Full-stack Web Developer


Original launch:

April, 2015

Build time:

50 hours (~5 days)

Main technologies used:

Node.js, Javascript, HTML5/CSS, C++

Link to homepage:

Currently offline (read bottom of the page)

My first serious stab at Node.js. This project is all about analysing chess games at large quantities and in parallel. Doing a full move-by-move analysis of a chess game is very CPU-intensive task; therefore it makes sense to distribute analysing into many nodes. I achieved this through server automatically handing out batches of fresh chess positions to anyone asking for them.

Basically, the server has a collection of - say - 10 000 chess games. Whenever user connects, the server hands him - say - 100 chess positions. User then analyses them using CPUs of his computer (little JS script takes automatically care of this) and sends complete analyses back to server. Server does some validations and then saves analyses into a file. So the server is basically just for book-keeping and handling connections; all real work is done by end-users.
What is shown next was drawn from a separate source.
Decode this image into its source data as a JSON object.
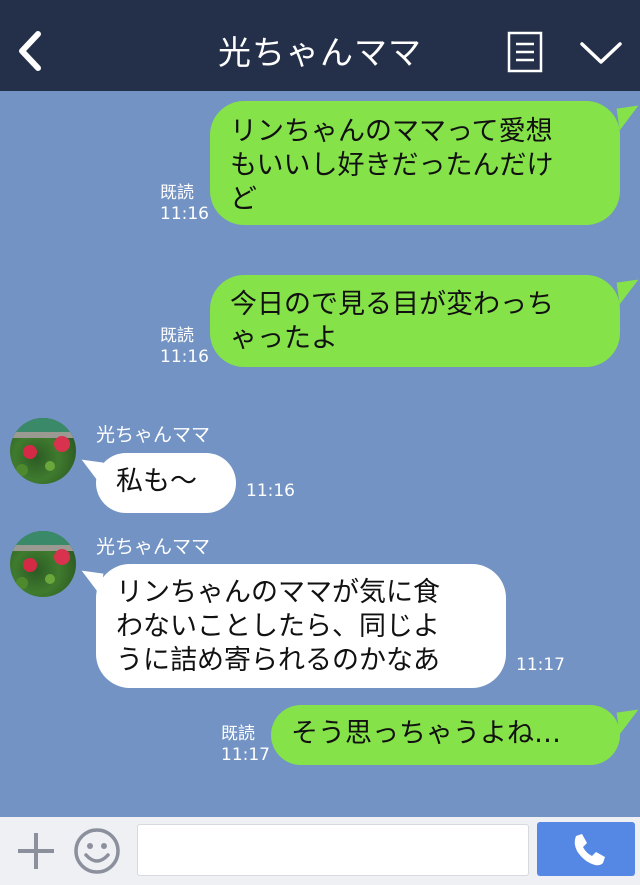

The fun part is that anyone can participate with regural web browser. Nothing to install. Another fun part is that the client-script actually utilizes multicore-CPUs automatically. So there are two levels of parallelism; multiple users analysing simultaneously with each user analysing multiple position simultaneously. Very cool setup, I think.

I learnt now Node.js works. I learnt how to use Javascript and Web Workers to utilize parallelism on client-side. I also learnt that managing potentially hundreds of distant "worker" nodes (that is, personal home computers of web surfers) is pretty difficult, but with solid design, can be done. There is a lot of book-keeping going on the server as server hands out not games, but batches of individual positions.

In the end, this is by far the most challenging Javascript-project I've done up-to-date.The complete system is currently running as a free service on the official website of Finnish Chess Federation. Custom Joomla plugin is tracking analysis status there. So far, about 30 000 chess games have been analysed, with more than 800 hours of cumulative CPU-time spend by web users.

UPDATE 2nd May, 2016 I am not anymore maintaining web services for Finnish Chess Federation. Due to this, the above-mentioned "shakkianalysointi"-service is currently offline.

Update 2019: This project spawned similar follow-up project for analyzing positions using AWS Lambda. Video here: